At first I was unaware exactly what it was. Aunt Mary knew long before me, and amidst the sadness of losing many many young friends she continued her hospital visits, comforted grieving partners and parents. I know she was badly affected by these tragedies, and in those early days AIDS was highly stigmatized, the gay disease, stay away, don’t touch or sympathise, but this elderly lady did, she was a regular visitor to the special wards. I remembered having met so many of these intolerably handsome Adonises, I was in love with many of them, why did they have to go, and in such a horrible way?
Roll the clock forward forty years. I am in Umbria, Italy, running a gay guest house. Since opening Bellaugello Gay Guest House, I am sure that there have been many HIV positive guys who have stayed as guests. To see them outwardly one would never know they are positive, indeed I could not point them out, but statistically they must have been here. Today thanks to much research and hard work involving many many people who have largely gone unnoticed, and of course the retro-viral treatments life with HIV is no longer a death sentence or a such a great stigma.
So I am proud to post on my blog on World AIDS Day, a day when I remember friends who have departed, and give thanks for the amazing work done by so many in developing treatments, those who fund-raise to support the cause, and most importantly of educating people of all sexual persuasions the need for safe sex. This evening, I will be downing a glass of Manzanilla and toasting late ‘aunt’ Mary and remembering how very fortunate I was to have know such a very progressive and supportive person and just how she coped in an un-stigmatising way, maintaining friendships with people living with and dying of HIV.
And to close this post on a continuing happy note an anecdote that made me chuckle:
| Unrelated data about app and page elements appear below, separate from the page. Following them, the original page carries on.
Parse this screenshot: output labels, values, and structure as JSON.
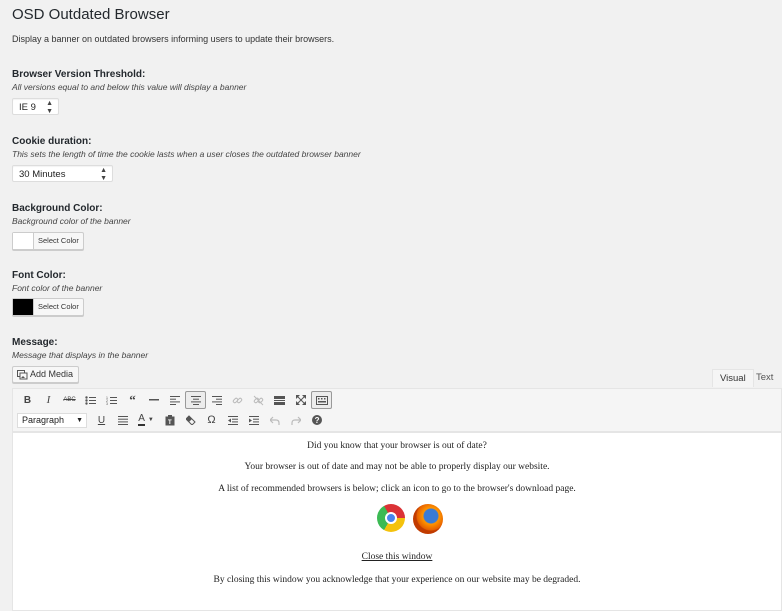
{
  "page": {
    "title": "OSD Outdated Browser",
    "description": "Display a banner on outdated browsers informing users to update their browsers."
  },
  "fields": {
    "threshold": {
      "label": "Browser Version Threshold:",
      "help": "All versions equal to and below this value will display a banner",
      "value": "IE 9"
    },
    "cookie": {
      "label": "Cookie duration:",
      "help": "This sets the length of time the cookie lasts when a user closes the outdated browser banner",
      "value": "30 Minutes"
    },
    "bg_color": {
      "label": "Background Color:",
      "help": "Background color of the banner",
      "button": "Select Color",
      "swatch": "#ffffff"
    },
    "font_color": {
      "label": "Font Color:",
      "help": "Font color of the banner",
      "button": "Select Color",
      "swatch": "#000000"
    },
    "message": {
      "label": "Message:",
      "help": "Message that displays in the banner"
    }
  },
  "editor": {
    "add_media": "Add Media",
    "tab_visual": "Visual",
    "tab_text": "Text",
    "format_value": "Paragraph",
    "toolbar_row1": [
      "bold-icon",
      "italic-icon",
      "strikethrough-icon",
      "bullet-list-icon",
      "numbered-list-icon",
      "blockquote-icon",
      "horizontal-line-icon",
      "align-left-icon",
      "align-center-icon",
      "align-right-icon",
      "link-icon",
      "unlink-icon",
      "read-more-icon",
      "fullscreen-icon",
      "toolbar-toggle-icon"
    ],
    "toolbar_row2": [
      "underline-icon",
      "justify-icon",
      "text-color-icon",
      "paste-text-icon",
      "clear-formatting-icon",
      "special-character-icon",
      "outdent-icon",
      "indent-icon",
      "undo-icon",
      "redo-icon",
      "help-icon"
    ],
    "content": {
      "line1": "Did you know that your browser is out of date?",
      "line2": "Your browser is out of date and may not be able to properly display our website.",
      "line3": "A list of recommended browsers is below; click an icon to go to the browser's download page.",
      "close_link": "Close this window",
      "line4": "By closing this window you acknowledge that your experience on our website may be degraded."
    }
  }
}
A friend called from Australia, we chatted and he told me he is on PrEP. For those of you who don’t know pre-exposure prophylaxis, or PrEP, is a way for people who do not have HIV but who are at substantial risk of getting it to prevent HIV infection by taking a pill every day. I went to my doctor to enquire. He told me that although it is legal in many countries, here in Italy it has not been approved by the drugs administration and on account of religious sensibilities. “But if you want it ask a friend who lives in Rome to go the the Vatican pharmacy, you can get it there…..”.